Dance Review



As in a Dream: Paul Taylor at ADF

July 12, 2007 - Durham, NC:


Paul Taylor premiered "De Sueños" in Page Auditorium Thursday night — the 16th time he has presented a new work to the world with an opening at the American Dance Festival. The Taylor company, which appears annually at ADF, gets a lot of love here, and the large audience was demonstratively appreciative of all three pieces danced on the 12th.

Taylor knows the difference between the mysterious and the merely obfuscatory and between the thing that may have multiple meanings and the thing that has no meaning due to the artist's lack of clarity. His "De Sueños," appropriately, is mysterious in the way of dreams. Each scene is propelled by its internal logic and makes sense at the time, but, as in a dream (or a Fellini movie), resists firm interpretation by the wakeful mind and its narrow habits. In "De Sueños," time is relieved of its linearity and tempo, of its consistency. Anything may happen at any moment, at any pace.

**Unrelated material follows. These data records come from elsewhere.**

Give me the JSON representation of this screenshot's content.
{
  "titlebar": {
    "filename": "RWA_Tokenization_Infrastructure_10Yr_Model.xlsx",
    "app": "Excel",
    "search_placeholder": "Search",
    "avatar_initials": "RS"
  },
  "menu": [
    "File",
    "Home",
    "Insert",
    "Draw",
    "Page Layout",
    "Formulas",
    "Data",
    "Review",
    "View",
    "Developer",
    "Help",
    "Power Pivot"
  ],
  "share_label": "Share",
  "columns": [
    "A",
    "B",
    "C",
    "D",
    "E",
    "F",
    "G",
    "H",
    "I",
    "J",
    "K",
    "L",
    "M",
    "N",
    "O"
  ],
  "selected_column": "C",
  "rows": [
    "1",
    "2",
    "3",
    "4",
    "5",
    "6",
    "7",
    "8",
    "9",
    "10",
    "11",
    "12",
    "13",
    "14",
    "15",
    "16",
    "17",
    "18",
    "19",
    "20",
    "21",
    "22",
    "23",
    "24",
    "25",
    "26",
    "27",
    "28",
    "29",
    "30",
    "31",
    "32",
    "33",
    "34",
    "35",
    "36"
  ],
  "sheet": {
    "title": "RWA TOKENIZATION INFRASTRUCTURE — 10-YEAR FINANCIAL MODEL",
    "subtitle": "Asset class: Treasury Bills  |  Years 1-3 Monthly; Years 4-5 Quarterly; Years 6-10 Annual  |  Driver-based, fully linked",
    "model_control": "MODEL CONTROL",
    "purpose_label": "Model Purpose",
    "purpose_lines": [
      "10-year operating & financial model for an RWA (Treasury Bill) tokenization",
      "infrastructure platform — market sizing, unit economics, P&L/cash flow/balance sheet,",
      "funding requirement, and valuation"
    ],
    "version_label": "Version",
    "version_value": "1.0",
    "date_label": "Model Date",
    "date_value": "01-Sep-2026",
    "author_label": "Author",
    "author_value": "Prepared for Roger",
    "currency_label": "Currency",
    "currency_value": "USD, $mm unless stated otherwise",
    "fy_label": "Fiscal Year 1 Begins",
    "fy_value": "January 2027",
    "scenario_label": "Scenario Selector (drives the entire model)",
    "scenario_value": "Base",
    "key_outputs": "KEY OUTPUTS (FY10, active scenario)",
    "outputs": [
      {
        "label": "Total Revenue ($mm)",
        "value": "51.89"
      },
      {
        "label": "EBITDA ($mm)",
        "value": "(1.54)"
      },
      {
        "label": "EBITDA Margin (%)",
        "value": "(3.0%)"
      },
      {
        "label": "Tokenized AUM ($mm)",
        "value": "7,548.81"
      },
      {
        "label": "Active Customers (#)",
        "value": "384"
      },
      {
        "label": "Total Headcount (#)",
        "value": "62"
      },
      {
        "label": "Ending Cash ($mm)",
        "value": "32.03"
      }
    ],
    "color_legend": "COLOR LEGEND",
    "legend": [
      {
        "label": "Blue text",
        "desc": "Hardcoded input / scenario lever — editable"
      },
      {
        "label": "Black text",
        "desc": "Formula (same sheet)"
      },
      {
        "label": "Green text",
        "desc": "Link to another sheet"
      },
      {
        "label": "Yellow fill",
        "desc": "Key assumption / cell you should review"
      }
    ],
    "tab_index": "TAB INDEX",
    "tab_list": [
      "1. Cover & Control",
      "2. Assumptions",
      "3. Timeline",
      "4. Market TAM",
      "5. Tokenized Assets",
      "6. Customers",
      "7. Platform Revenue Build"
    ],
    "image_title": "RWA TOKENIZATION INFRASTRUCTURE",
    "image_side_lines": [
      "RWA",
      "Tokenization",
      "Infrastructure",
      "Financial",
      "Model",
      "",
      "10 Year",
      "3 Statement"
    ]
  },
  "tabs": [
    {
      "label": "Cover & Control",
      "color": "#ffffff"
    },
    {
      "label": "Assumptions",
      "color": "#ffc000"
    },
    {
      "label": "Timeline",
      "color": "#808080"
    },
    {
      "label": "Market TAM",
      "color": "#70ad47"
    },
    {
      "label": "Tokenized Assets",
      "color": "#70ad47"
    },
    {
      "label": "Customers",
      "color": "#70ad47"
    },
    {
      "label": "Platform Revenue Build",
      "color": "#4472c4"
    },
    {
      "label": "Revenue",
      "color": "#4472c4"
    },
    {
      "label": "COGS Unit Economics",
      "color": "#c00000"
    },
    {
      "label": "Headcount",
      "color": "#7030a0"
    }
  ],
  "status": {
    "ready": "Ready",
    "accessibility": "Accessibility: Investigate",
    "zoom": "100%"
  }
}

Set to music by seven contemporary Mexican composers (performed by the Kronos Quartet, recorded on "Nuevo" on Nonesuch Records), "De Sueños" is performed in a set and costumes by Santo Loquasto rich with references to Death and the Day of the Dead. It is not surprising to find the same references in the dancing. Michael Chen See was excellent as jesting, tempting, seductive Death in top hat and tailcoat, his grin a red slash in his white face. He walks about like the authoritative ringmaster, carrying a bright pink skull which he offers to others, who lick it as if it were an ice cream cone. Michael Trusnovec was really beautiful as a deer shaman. With a full rack of antlers on his head, his movement was different from what we are accustomed to — he was very like a deer, leading with that massive head, his flanks quivering, his powerful haunches rippling above his neat hooves. But what is going on with that Almodovar-style transvestite (Robert Kleinendorst, in anklets and maryjanes!), and who is that gold lady?

Covered in clinging gold from feet to headdress, Laura Halzack was a glorious sight even before she began to demonstrate her lovely capabilities as a dancer. Sometimes I think all the great sculpture these days is being made on the dance stage, and, instead of years, we only get a few seconds to see it. If only sculptors were making figures arranged with this kind of balance of masses and forces, this kind of elegant line and form and gesture! Gold Lady is the kind of personage you always hope will visit your dreams, and there she was: radiant, epitomizing grace; calming and exciting at once. You have no idea what she means, but you know you'll remember this dream, and feel blessed by it, when Death makes its next visit to you.

The program opened and closed with two joyous dances. "Arden Court," from 1981, is a blissful thing. Set to excerpts from Symphonies Nos. 1, 3, 5, 7, and 8 by William Boyce (1711-79, "the English Bach"), it includes three women but is more of a showcase for the considerable glories of the six men, whose thin tights look almost like full lower body tattoos. There are some great dances, rich in patterningl for them, and many sequences of delightful frolic for all. The company was effervescent, with Annamaria Mazzini particularly spirited and smiling. After all the dark Argentinian theatrics of the last several ADF performances, the intense pleasure of seeing happy dancing to spritely music flooded through the audience.

That readiness of the audience to be blissed out was well served by the evening's final dance, the much loved "Esplanade," from 1975. It is set to the Bach Violin Concerto in E Major and the largo and allegro from the Double Concerto for Two Violins in D Minor, and the dancers express both the formality and the playfulness of the music as they skip and tumble and leap and fly through virtuosi variations on simple movement phrases. The incomparable Lisa Viola was in vivid form, especially in her leaps, but everyone seemed to be having a wonderful time. The life force in all its bubbling fun is still with us, something that is hard to remember these days. It is very encouraging that Taylor surrounded his meditation on death with two such lively pleasure pieces. I'm sure if anything can keep Death from seducing the whole world away from Life, it is happiness, and the Paul Taylor Company supplies a lot of that.